[Task description] Tally the lines in the records underneath that contain the string "text", and state the figure by itself.

[Data]
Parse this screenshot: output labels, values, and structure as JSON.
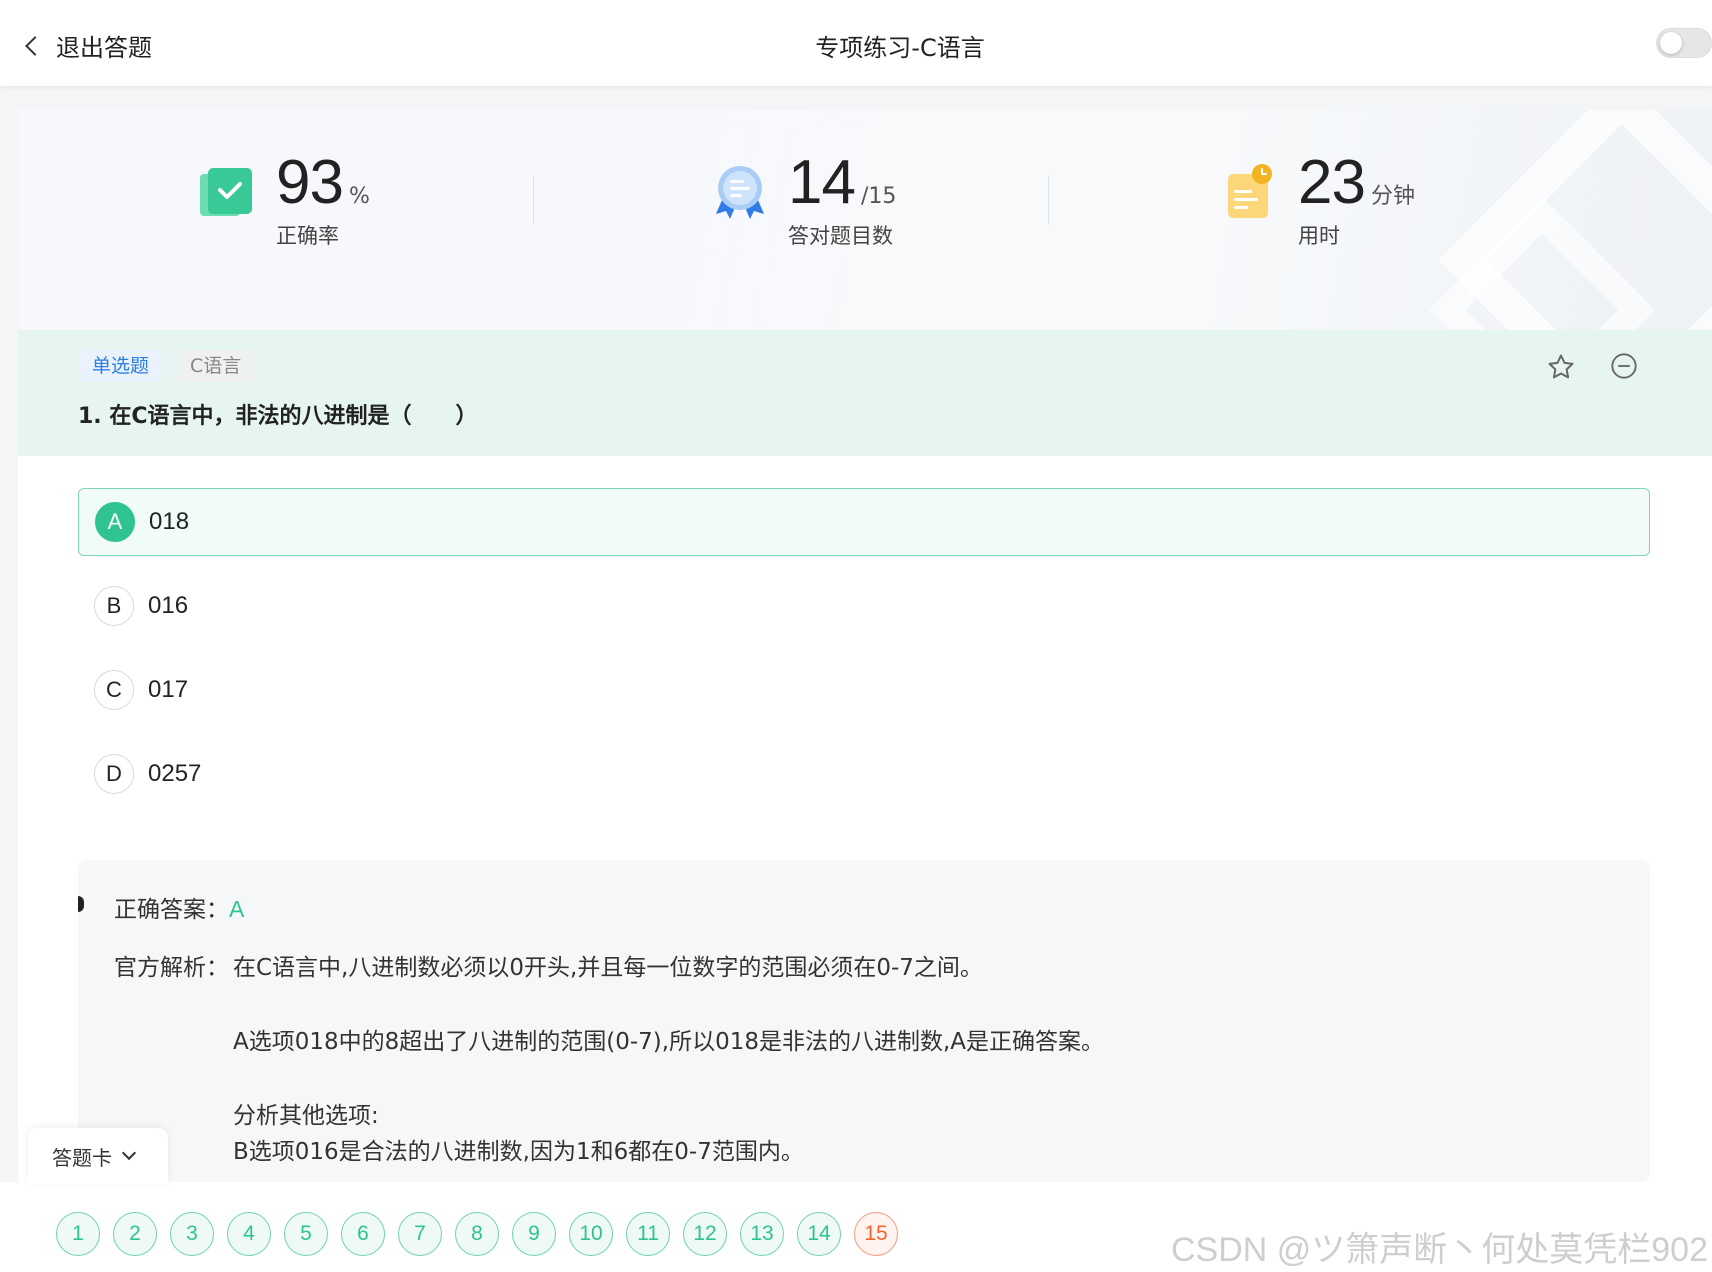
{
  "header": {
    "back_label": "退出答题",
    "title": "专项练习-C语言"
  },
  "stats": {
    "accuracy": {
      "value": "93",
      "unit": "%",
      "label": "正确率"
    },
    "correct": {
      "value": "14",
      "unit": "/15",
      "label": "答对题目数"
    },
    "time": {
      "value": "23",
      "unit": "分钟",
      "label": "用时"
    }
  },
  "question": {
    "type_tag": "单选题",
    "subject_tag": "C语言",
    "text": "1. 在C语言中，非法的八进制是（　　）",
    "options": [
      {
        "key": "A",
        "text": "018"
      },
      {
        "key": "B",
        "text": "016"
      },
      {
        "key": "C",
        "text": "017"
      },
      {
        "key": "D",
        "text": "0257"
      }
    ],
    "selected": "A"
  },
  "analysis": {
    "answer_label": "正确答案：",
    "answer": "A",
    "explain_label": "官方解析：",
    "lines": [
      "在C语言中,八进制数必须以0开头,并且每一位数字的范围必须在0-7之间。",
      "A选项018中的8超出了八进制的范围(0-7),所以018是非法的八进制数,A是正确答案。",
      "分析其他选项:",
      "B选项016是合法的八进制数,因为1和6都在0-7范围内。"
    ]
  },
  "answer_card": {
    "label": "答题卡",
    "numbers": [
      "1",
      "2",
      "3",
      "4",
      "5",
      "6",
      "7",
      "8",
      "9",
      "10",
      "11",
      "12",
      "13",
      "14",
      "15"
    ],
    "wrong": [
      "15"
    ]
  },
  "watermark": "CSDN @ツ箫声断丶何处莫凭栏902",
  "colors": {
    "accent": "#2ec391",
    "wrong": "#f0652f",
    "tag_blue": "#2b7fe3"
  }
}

[Response below] 5